> _How to complete this task_: Wherever the word "JSON" appears in the entries, copy the whole line.

> _Data in this exercise_:
■ ■ ■ ■ ■
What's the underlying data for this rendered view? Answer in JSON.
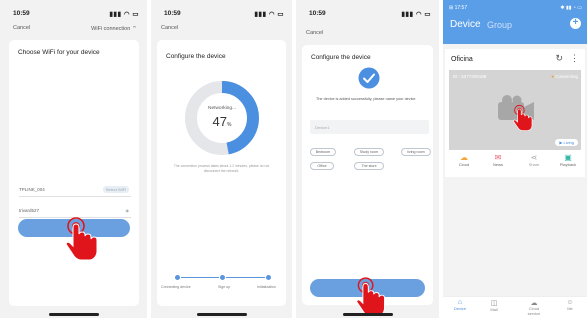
{
  "screen1": {
    "time": "10:59",
    "cancel": "Cancel",
    "wifi_connection": "WiFi connection",
    "heading": "Choose WiFi for your device",
    "wifi_name": "TPLINK_004",
    "wifi_switch": "Select WiFi",
    "password": "trivard527"
  },
  "screen2": {
    "time": "10:59",
    "cancel": "Cancel",
    "heading": "Configure the device",
    "networking": "Networking...",
    "percent": "47",
    "percent_unit": "%",
    "percent_value": 0.47,
    "hint": "The connection process takes about 1-2 minutes, please do not disconnect the network.",
    "steps": [
      "Connecting device",
      "Sign up",
      "Initialization"
    ]
  },
  "screen3": {
    "time": "10:59",
    "cancel": "Cancel",
    "heading": "Configure the device",
    "success_message": "The device is added successfully, please name your device",
    "name_placeholder": "Device1",
    "tags": [
      "Bedroom",
      "Study room",
      "living room",
      "Office",
      "The store"
    ]
  },
  "screen4": {
    "time": "17:57",
    "tabs": [
      "Device",
      "Group"
    ],
    "add_symbol": "+",
    "device_name": "Oficina",
    "device_id": "ID : 5277206188",
    "connecting": "Connecting",
    "live": "Living",
    "actions": [
      "Cloud",
      "News",
      "Share",
      "Playback"
    ],
    "bottom_nav": [
      "Device",
      "Mall",
      "Cloud service",
      "Me"
    ]
  },
  "colors": {
    "accent": "#4a8fe0",
    "progress_track": "#e4e6ea",
    "button": "#6aa0e0",
    "hand": "#e0151b",
    "topbar": "#5a9ee8"
  }
}
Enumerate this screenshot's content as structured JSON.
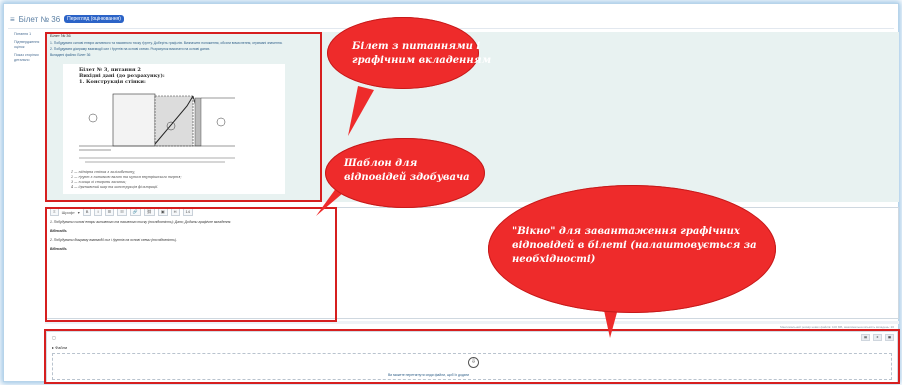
{
  "header": {
    "title": "Білет № 36",
    "badge": "Перегляд (оцінювання)"
  },
  "sidebar": {
    "items": [
      "Питання 1",
      "Підтвердження оцінок",
      "Показ сторінки детально"
    ]
  },
  "question": {
    "header": "Білет № 36",
    "lines": [
      "1. Побудувати силові епюри активного та пасивного тиску ґрунту. Доберіть граф-пів. Визначити положення, обсяги вичислення, отримані значення.",
      "2. Побудувати діаграму взаємодії сил і ґрунтів на основі схеми. Розрахунок виконати на основі даних.",
      "Вкладені файли: Білет 36"
    ],
    "doc_heading": [
      "Білет № 3, питання 2",
      "Вихідні дані (до розрахунку):",
      "1. Конструкція стінки:"
    ],
    "doc_caption": [
      "1 — підпірна стінка з залізобетону;",
      "2 — ґрунт з питомою вагою та кутом внутрішнього тертя;",
      "3 — площа зі сторони засипки;",
      "4 — дренажний шар та конструкція фільтрації."
    ]
  },
  "editor": {
    "toolbar": [
      "Ξ",
      "Шрифт",
      "▾",
      "B",
      "I",
      "☰",
      "☷",
      "🔗",
      "⛓",
      "▣",
      "H",
      "14"
    ],
    "lines": [
      "1. Побудувати силові епюри активного та пасивного тиску (послідовність): Дано; Додати графічне вкладення.",
      "Відповідь",
      "2. Побудувати діаграму взаємодії сил і ґрунтів на основі схеми (послідовність).",
      "Відповідь"
    ]
  },
  "upload": {
    "hint": "Максимальний розмір нових файлів: 100 МБ, максимальна кількість вкладень: 20",
    "toolbar_label": "Файли",
    "folder_label": "▸ Файли",
    "buttons": [
      "▤",
      "≡",
      "▦"
    ],
    "drop_text": "Ви можете перетягнути сюди файли, щоб їх додати"
  },
  "annotations": {
    "bubble1": [
      "Білет з питаннями і",
      "графічним вкладенням"
    ],
    "bubble2": [
      "Шаблон для",
      "відповідей здобувача"
    ],
    "bubble3": [
      "\"Вікно\" для завантаження графічних",
      "відповідей в білеті (налаштовується за",
      "необхідності)"
    ]
  }
}
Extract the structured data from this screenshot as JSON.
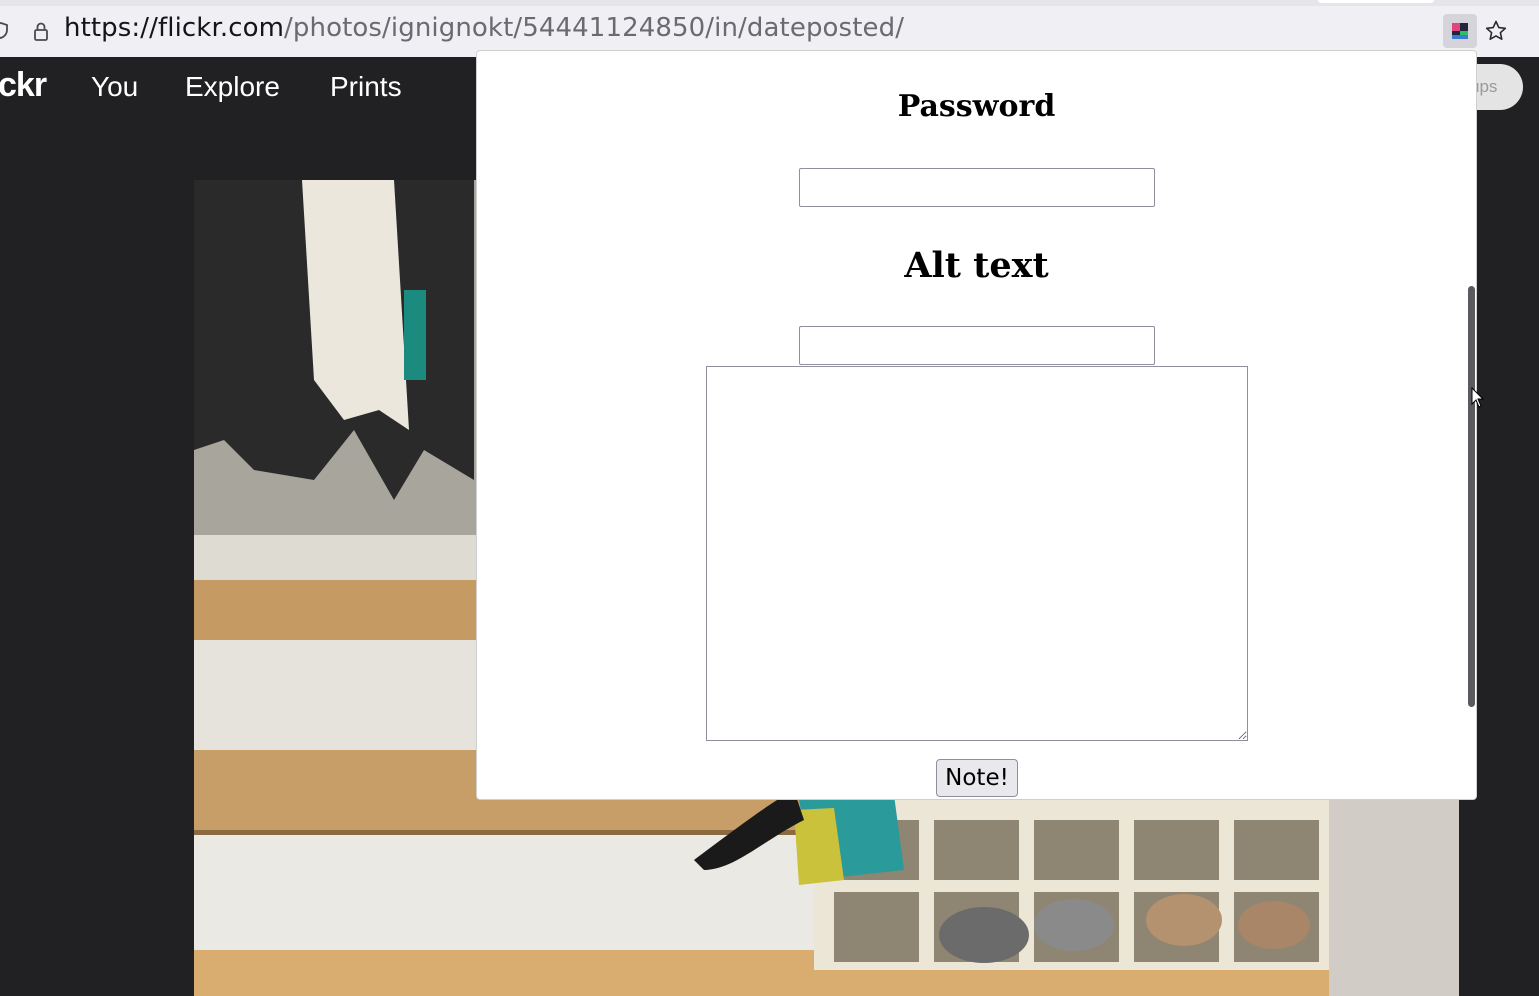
{
  "browser": {
    "url_domain": "https://flickr.com",
    "url_path": "/photos/ignignokt/54441124850/in/dateposted/",
    "icons": [
      "shield-icon",
      "lock-icon",
      "extension-icon",
      "bookmark-star-icon"
    ]
  },
  "nav": {
    "logo": "ckr",
    "links": [
      "You",
      "Explore",
      "Prints"
    ],
    "pill_text": "ups"
  },
  "modal": {
    "password_heading": "Password",
    "password_value": "",
    "alt_heading": "Alt text",
    "alt_value": "",
    "note_value": "",
    "submit_label": "Note!"
  },
  "colors": {
    "page_bg": "#212124",
    "modal_bg": "#ffffff",
    "urlbar_bg": "#f0f0f4"
  }
}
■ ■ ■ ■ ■
> _Answer to this exercise_:
What's the underlying data for this rendered view? Answer in JSON.
Enumerate this screenshot's content as structured JSON.
Extract the structured data from this screenshot as JSON.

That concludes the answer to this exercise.